Segment Open

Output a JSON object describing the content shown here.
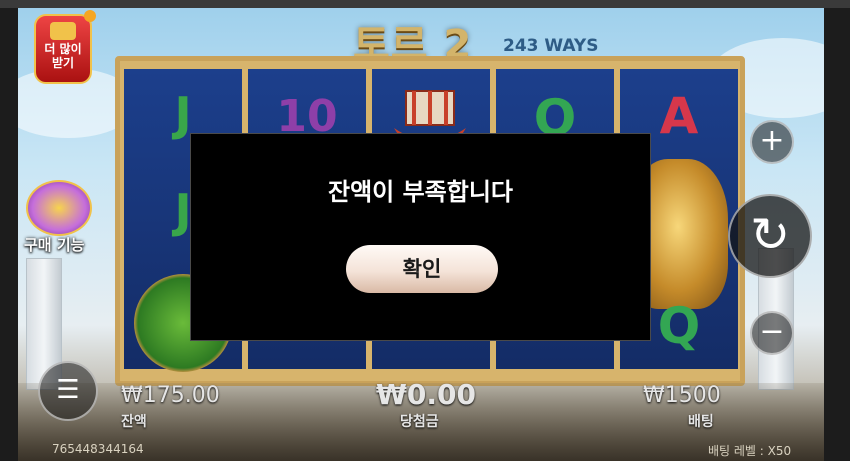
{
  "game": {
    "logo_title": "토르 2",
    "ways_text": "243 WAYS"
  },
  "left_controls": {
    "buy_more_label": "더 많이 받기",
    "buy_feature_label": "구매 기능"
  },
  "right_controls": {
    "plus_icon": "plus-icon",
    "spin_icon": "refresh-icon",
    "minus_icon": "minus-icon"
  },
  "reels": {
    "visible_symbols": [
      "J",
      "10",
      "Q",
      "A",
      "J",
      "Q"
    ]
  },
  "bottom": {
    "balance_value": "₩175.00",
    "balance_label": "잔액",
    "win_value": "₩0.00",
    "win_label": "당첨금",
    "bet_value": "₩1500",
    "bet_label": "배팅",
    "session_id": "765448344164",
    "bet_level_label": "배팅 레벨 : X50"
  },
  "modal": {
    "message": "잔액이 부족합니다",
    "confirm_label": "확인"
  },
  "colors": {
    "modal_bg": "#000000",
    "confirm_button": "#f4e3d8",
    "reel_bg": "#1c3f8c",
    "frame_gold": "#c9a25a"
  }
}
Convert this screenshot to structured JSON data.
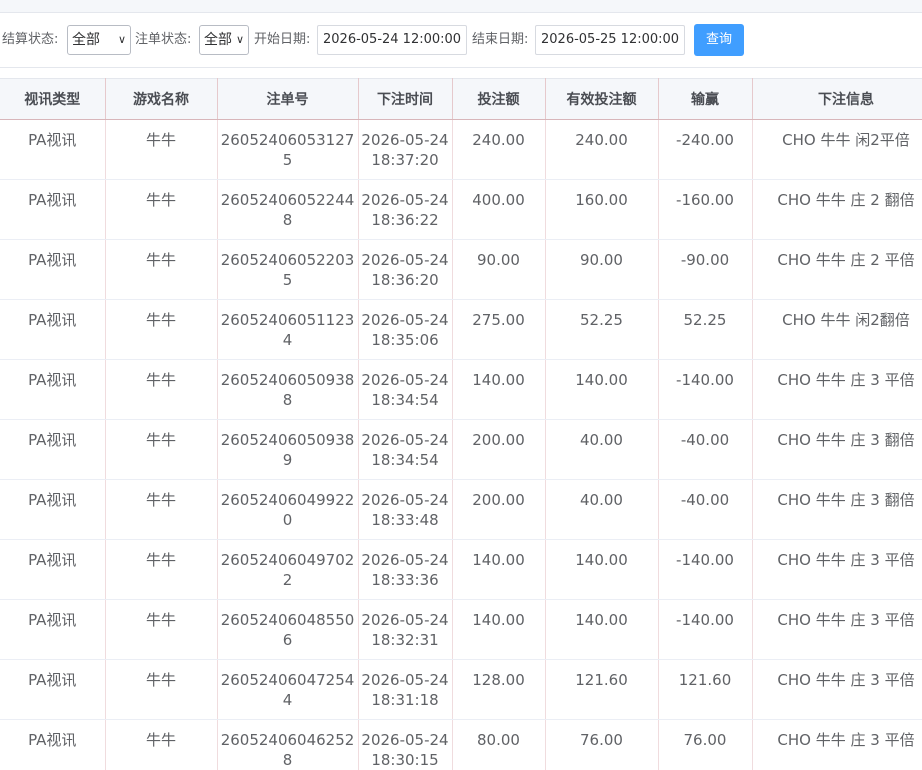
{
  "filter": {
    "settle_label": "结算状态:",
    "settle_value": "全部",
    "order_label": "注单状态:",
    "order_value": "全部",
    "start_label": "开始日期:",
    "start_value": "2026-05-24 12:00:00",
    "end_label": "结束日期:",
    "end_value": "2026-05-25 12:00:00",
    "query_label": "查询"
  },
  "table": {
    "headers": [
      "视讯类型",
      "游戏名称",
      "注单号",
      "下注时间",
      "投注额",
      "有效投注额",
      "输赢",
      "下注信息"
    ],
    "rows": [
      [
        "PA视讯",
        "牛牛",
        "260524060531275",
        "2026-05-24 18:37:20",
        "240.00",
        "240.00",
        "-240.00",
        "CHO 牛牛 闲2平倍"
      ],
      [
        "PA视讯",
        "牛牛",
        "260524060522448",
        "2026-05-24 18:36:22",
        "400.00",
        "160.00",
        "-160.00",
        "CHO 牛牛 庄 2 翻倍"
      ],
      [
        "PA视讯",
        "牛牛",
        "260524060522035",
        "2026-05-24 18:36:20",
        "90.00",
        "90.00",
        "-90.00",
        "CHO 牛牛 庄 2 平倍"
      ],
      [
        "PA视讯",
        "牛牛",
        "260524060511234",
        "2026-05-24 18:35:06",
        "275.00",
        "52.25",
        "52.25",
        "CHO 牛牛 闲2翻倍"
      ],
      [
        "PA视讯",
        "牛牛",
        "260524060509388",
        "2026-05-24 18:34:54",
        "140.00",
        "140.00",
        "-140.00",
        "CHO 牛牛 庄 3 平倍"
      ],
      [
        "PA视讯",
        "牛牛",
        "260524060509389",
        "2026-05-24 18:34:54",
        "200.00",
        "40.00",
        "-40.00",
        "CHO 牛牛 庄 3 翻倍"
      ],
      [
        "PA视讯",
        "牛牛",
        "260524060499220",
        "2026-05-24 18:33:48",
        "200.00",
        "40.00",
        "-40.00",
        "CHO 牛牛 庄 3 翻倍"
      ],
      [
        "PA视讯",
        "牛牛",
        "260524060497022",
        "2026-05-24 18:33:36",
        "140.00",
        "140.00",
        "-140.00",
        "CHO 牛牛 庄 3 平倍"
      ],
      [
        "PA视讯",
        "牛牛",
        "260524060485506",
        "2026-05-24 18:32:31",
        "140.00",
        "140.00",
        "-140.00",
        "CHO 牛牛 庄 3 平倍"
      ],
      [
        "PA视讯",
        "牛牛",
        "260524060472544",
        "2026-05-24 18:31:18",
        "128.00",
        "121.60",
        "121.60",
        "CHO 牛牛 庄 3 平倍"
      ],
      [
        "PA视讯",
        "牛牛",
        "260524060462528",
        "2026-05-24 18:30:15",
        "80.00",
        "76.00",
        "76.00",
        "CHO 牛牛 庄 3 平倍"
      ]
    ]
  },
  "colors": {
    "accent": "#409eff",
    "header_bg": "#f5f7fa",
    "text": "#606266"
  }
}
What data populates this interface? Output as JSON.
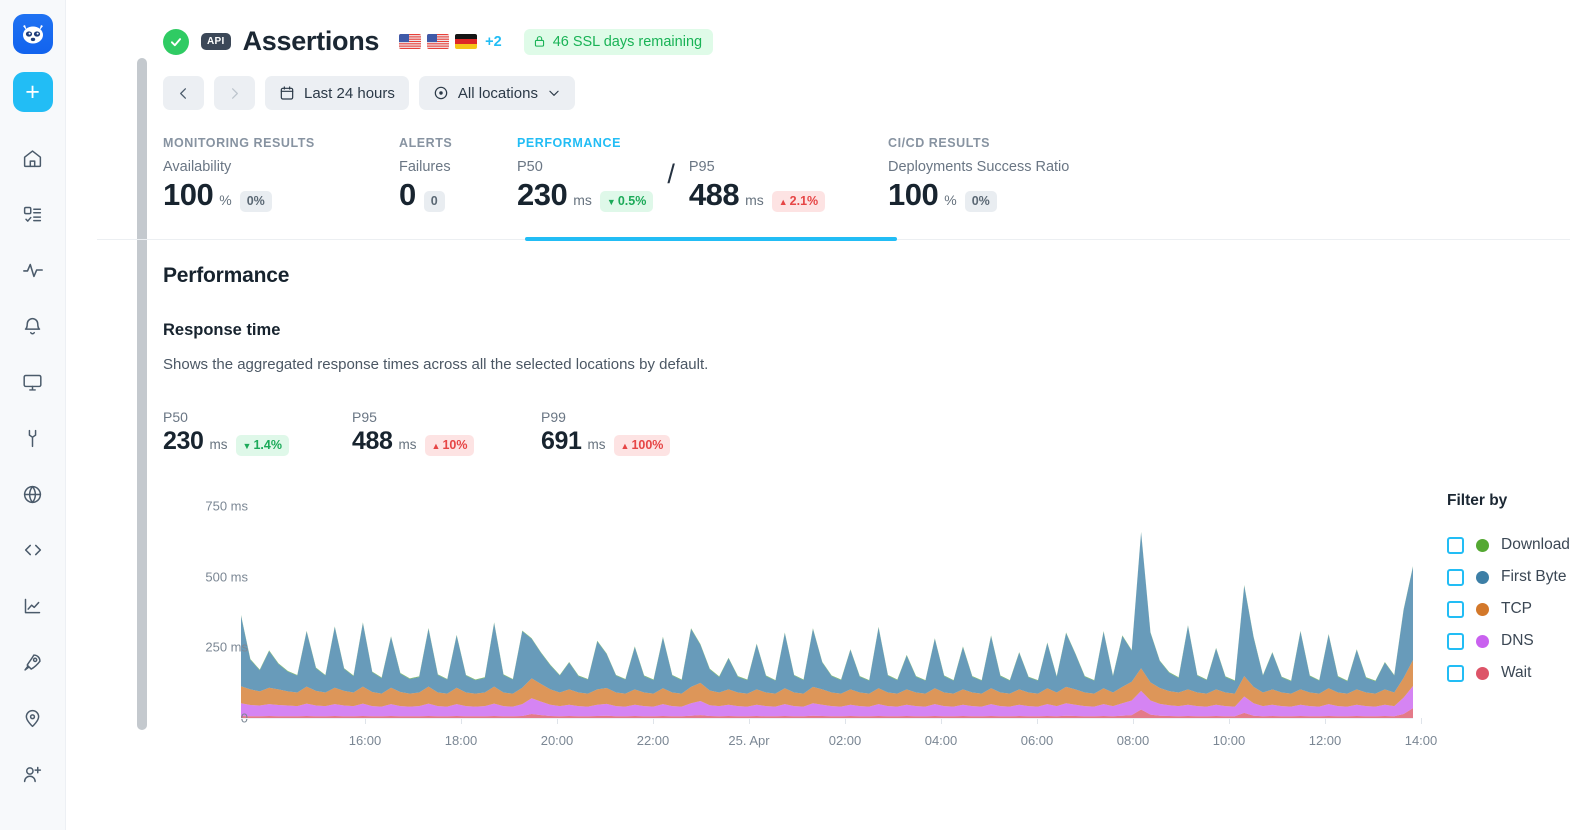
{
  "sidebar": {
    "logo_name": "raccoon-logo",
    "add_button_label": "+",
    "items": [
      {
        "name": "home-icon",
        "label": "Home"
      },
      {
        "name": "checklist-icon",
        "label": "Checks"
      },
      {
        "name": "pulse-icon",
        "label": "Monitoring"
      },
      {
        "name": "bell-icon",
        "label": "Alerts"
      },
      {
        "name": "monitor-icon",
        "label": "Dashboards"
      },
      {
        "name": "wrench-icon",
        "label": "Maintenance"
      },
      {
        "name": "globe-icon",
        "label": "Locations"
      },
      {
        "name": "code-icon",
        "label": "Code"
      },
      {
        "name": "chart-icon",
        "label": "Analytics"
      },
      {
        "name": "rocket-icon",
        "label": "Deployments"
      },
      {
        "name": "pin-icon",
        "label": "Private locations"
      },
      {
        "name": "add-user-icon",
        "label": "Invite user"
      }
    ]
  },
  "header": {
    "title": "Assertions",
    "api_badge": "API",
    "status": "passing",
    "flags": [
      "US",
      "US",
      "DE"
    ],
    "flags_more": "+2",
    "ssl_badge": "46 SSL days remaining"
  },
  "toolbar": {
    "prev_label": "‹",
    "next_label": "›",
    "date_range": "Last 24 hours",
    "locations": "All locations"
  },
  "stats": {
    "groups": [
      {
        "label": "MONITORING RESULTS",
        "active": false,
        "metrics": [
          {
            "sub": "Availability",
            "value": "100",
            "unit": "%",
            "chip": "0%",
            "chip_type": "grey"
          }
        ]
      },
      {
        "label": "ALERTS",
        "active": false,
        "metrics": [
          {
            "sub": "Failures",
            "value": "0",
            "unit": "",
            "chip": "0",
            "chip_type": "grey"
          }
        ]
      },
      {
        "label": "PERFORMANCE",
        "active": true,
        "metrics": [
          {
            "sub": "P50",
            "value": "230",
            "unit": "ms",
            "chip": "0.5%",
            "chip_type": "green",
            "arrow": "down"
          },
          {
            "sub": "P95",
            "value": "488",
            "unit": "ms",
            "chip": "2.1%",
            "chip_type": "red",
            "arrow": "up"
          }
        ],
        "separator": "/"
      },
      {
        "label": "CI/CD RESULTS",
        "active": false,
        "metrics": [
          {
            "sub": "Deployments Success Ratio",
            "value": "100",
            "unit": "%",
            "chip": "0%",
            "chip_type": "grey"
          }
        ]
      }
    ]
  },
  "content": {
    "section_title": "Performance",
    "subsection_title": "Response time",
    "description": "Shows the aggregated response times across all the selected locations by default.",
    "percentiles": [
      {
        "label": "P50",
        "value": "230",
        "unit": "ms",
        "chip": "1.4%",
        "chip_type": "green",
        "arrow": "down"
      },
      {
        "label": "P95",
        "value": "488",
        "unit": "ms",
        "chip": "10%",
        "chip_type": "red",
        "arrow": "up"
      },
      {
        "label": "P99",
        "value": "691",
        "unit": "ms",
        "chip": "100%",
        "chip_type": "red",
        "arrow": "up"
      }
    ]
  },
  "filter": {
    "title": "Filter by",
    "items": [
      {
        "label": "Download",
        "color": "#54a832",
        "checked": false
      },
      {
        "label": "First Byte",
        "color": "#3d7fa6",
        "checked": false
      },
      {
        "label": "TCP",
        "color": "#d3782a",
        "checked": false
      },
      {
        "label": "DNS",
        "color": "#c961ef",
        "checked": false
      },
      {
        "label": "Wait",
        "color": "#dd5468",
        "checked": false
      }
    ]
  },
  "chart_data": {
    "type": "area",
    "stacked": true,
    "title": "Response time",
    "xlabel": "",
    "ylabel": "ms",
    "ylim": [
      0,
      820
    ],
    "yticks": [
      0,
      250,
      500,
      750
    ],
    "ytick_labels": [
      "0",
      "250 ms",
      "500 ms",
      "750 ms"
    ],
    "grid": false,
    "legend_position": "right",
    "xtick_labels": [
      "16:00",
      "18:00",
      "20:00",
      "22:00",
      "25. Apr",
      "02:00",
      "04:00",
      "06:00",
      "08:00",
      "10:00",
      "12:00",
      "14:00"
    ],
    "xtick_positions": [
      202,
      298,
      394,
      490,
      586,
      682,
      778,
      874,
      970,
      1066,
      1162,
      1258
    ],
    "series": [
      {
        "name": "Wait",
        "color": "#dd5468",
        "values": [
          7,
          6,
          6,
          7,
          6,
          6,
          6,
          7,
          6,
          6,
          7,
          6,
          6,
          7,
          6,
          6,
          7,
          6,
          6,
          6,
          7,
          6,
          6,
          7,
          6,
          6,
          6,
          7,
          6,
          6,
          7,
          14,
          10,
          7,
          6,
          7,
          6,
          6,
          7,
          8,
          6,
          6,
          7,
          6,
          6,
          7,
          6,
          6,
          8,
          10,
          7,
          6,
          7,
          6,
          6,
          7,
          6,
          6,
          7,
          6,
          6,
          8,
          7,
          6,
          6,
          7,
          6,
          6,
          7,
          6,
          6,
          7,
          6,
          6,
          7,
          6,
          6,
          7,
          6,
          6,
          7,
          6,
          6,
          7,
          6,
          6,
          7,
          6,
          8,
          7,
          6,
          6,
          7,
          6,
          8,
          10,
          30,
          12,
          8,
          7,
          6,
          7,
          6,
          6,
          7,
          6,
          6,
          18,
          8,
          6,
          7,
          6,
          6,
          7,
          6,
          6,
          7,
          6,
          6,
          7,
          6,
          6,
          7,
          6,
          14,
          35
        ]
      },
      {
        "name": "DNS",
        "color": "#c961ef",
        "values": [
          45,
          40,
          38,
          42,
          40,
          38,
          36,
          44,
          38,
          36,
          42,
          38,
          36,
          44,
          36,
          34,
          42,
          36,
          34,
          36,
          44,
          36,
          34,
          42,
          36,
          34,
          36,
          44,
          36,
          34,
          42,
          56,
          48,
          40,
          36,
          40,
          36,
          34,
          40,
          42,
          36,
          34,
          40,
          36,
          34,
          42,
          36,
          34,
          44,
          50,
          38,
          36,
          40,
          36,
          34,
          40,
          36,
          34,
          42,
          36,
          34,
          44,
          40,
          36,
          34,
          40,
          36,
          34,
          42,
          36,
          34,
          40,
          36,
          34,
          42,
          36,
          34,
          40,
          36,
          34,
          42,
          36,
          34,
          40,
          36,
          34,
          42,
          36,
          44,
          40,
          36,
          34,
          42,
          36,
          44,
          52,
          66,
          50,
          42,
          38,
          36,
          40,
          36,
          34,
          40,
          36,
          34,
          58,
          44,
          36,
          40,
          36,
          34,
          40,
          36,
          34,
          42,
          36,
          34,
          40,
          36,
          34,
          40,
          36,
          58,
          78
        ]
      },
      {
        "name": "TCP",
        "color": "#d3782a",
        "values": [
          60,
          55,
          50,
          58,
          55,
          50,
          48,
          60,
          52,
          48,
          58,
          52,
          48,
          60,
          50,
          46,
          58,
          50,
          46,
          48,
          60,
          48,
          46,
          58,
          48,
          46,
          48,
          60,
          48,
          46,
          58,
          70,
          62,
          54,
          48,
          54,
          48,
          46,
          54,
          56,
          48,
          46,
          54,
          48,
          46,
          56,
          48,
          46,
          58,
          64,
          52,
          48,
          54,
          48,
          46,
          54,
          48,
          46,
          56,
          48,
          46,
          58,
          54,
          48,
          46,
          54,
          48,
          46,
          56,
          48,
          46,
          54,
          48,
          46,
          56,
          48,
          46,
          54,
          48,
          46,
          56,
          48,
          46,
          54,
          48,
          46,
          56,
          48,
          58,
          54,
          48,
          46,
          56,
          48,
          58,
          66,
          80,
          64,
          56,
          50,
          48,
          54,
          48,
          46,
          54,
          48,
          46,
          72,
          58,
          48,
          54,
          48,
          46,
          54,
          48,
          46,
          56,
          48,
          46,
          54,
          48,
          46,
          54,
          48,
          70,
          92
        ]
      },
      {
        "name": "First Byte",
        "color": "#3d7fa6",
        "values": [
          250,
          105,
          75,
          130,
          90,
          70,
          60,
          195,
          80,
          60,
          215,
          78,
          58,
          225,
          70,
          55,
          180,
          65,
          52,
          55,
          205,
          62,
          50,
          185,
          60,
          48,
          52,
          225,
          62,
          50,
          200,
          140,
          110,
          85,
          60,
          95,
          58,
          50,
          170,
          120,
          60,
          50,
          150,
          58,
          48,
          180,
          60,
          48,
          205,
          135,
          75,
          55,
          110,
          56,
          48,
          160,
          58,
          46,
          195,
          60,
          48,
          205,
          95,
          58,
          48,
          140,
          56,
          46,
          215,
          60,
          48,
          120,
          56,
          46,
          175,
          58,
          46,
          150,
          56,
          46,
          185,
          58,
          46,
          130,
          54,
          46,
          160,
          56,
          190,
          125,
          56,
          46,
          200,
          58,
          180,
          110,
          480,
          175,
          95,
          65,
          52,
          225,
          60,
          48,
          145,
          55,
          45,
          320,
          175,
          60,
          130,
          54,
          44,
          205,
          58,
          46,
          190,
          56,
          44,
          140,
          52,
          44,
          95,
          60,
          240,
          330
        ]
      },
      {
        "name": "Download",
        "color": "#54a832",
        "values": [
          2,
          2,
          2,
          2,
          2,
          2,
          2,
          2,
          2,
          2,
          2,
          2,
          2,
          2,
          2,
          2,
          2,
          2,
          2,
          2,
          2,
          2,
          2,
          2,
          2,
          2,
          2,
          2,
          2,
          2,
          2,
          2,
          2,
          2,
          2,
          2,
          2,
          2,
          2,
          2,
          2,
          2,
          2,
          2,
          2,
          2,
          2,
          2,
          2,
          2,
          2,
          2,
          2,
          2,
          2,
          2,
          2,
          2,
          2,
          2,
          2,
          2,
          2,
          2,
          2,
          2,
          2,
          2,
          2,
          2,
          2,
          2,
          2,
          2,
          2,
          2,
          2,
          2,
          2,
          2,
          2,
          2,
          2,
          2,
          2,
          2,
          2,
          2,
          2,
          2,
          2,
          2,
          2,
          2,
          2,
          2,
          2,
          2,
          2,
          2,
          2,
          2,
          2,
          2,
          2,
          2,
          2,
          2,
          2,
          2,
          2,
          2,
          2,
          2,
          2,
          2,
          2,
          2,
          2,
          2,
          2,
          2,
          2,
          2,
          2,
          2
        ]
      }
    ]
  }
}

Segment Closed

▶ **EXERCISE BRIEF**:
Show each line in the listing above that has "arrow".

▶ **OUTPUT BELOW**:
            "arrow": "down"
            "arrow": "up"
        "arrow": "down"
        "arrow": "up"
        "arrow": "up"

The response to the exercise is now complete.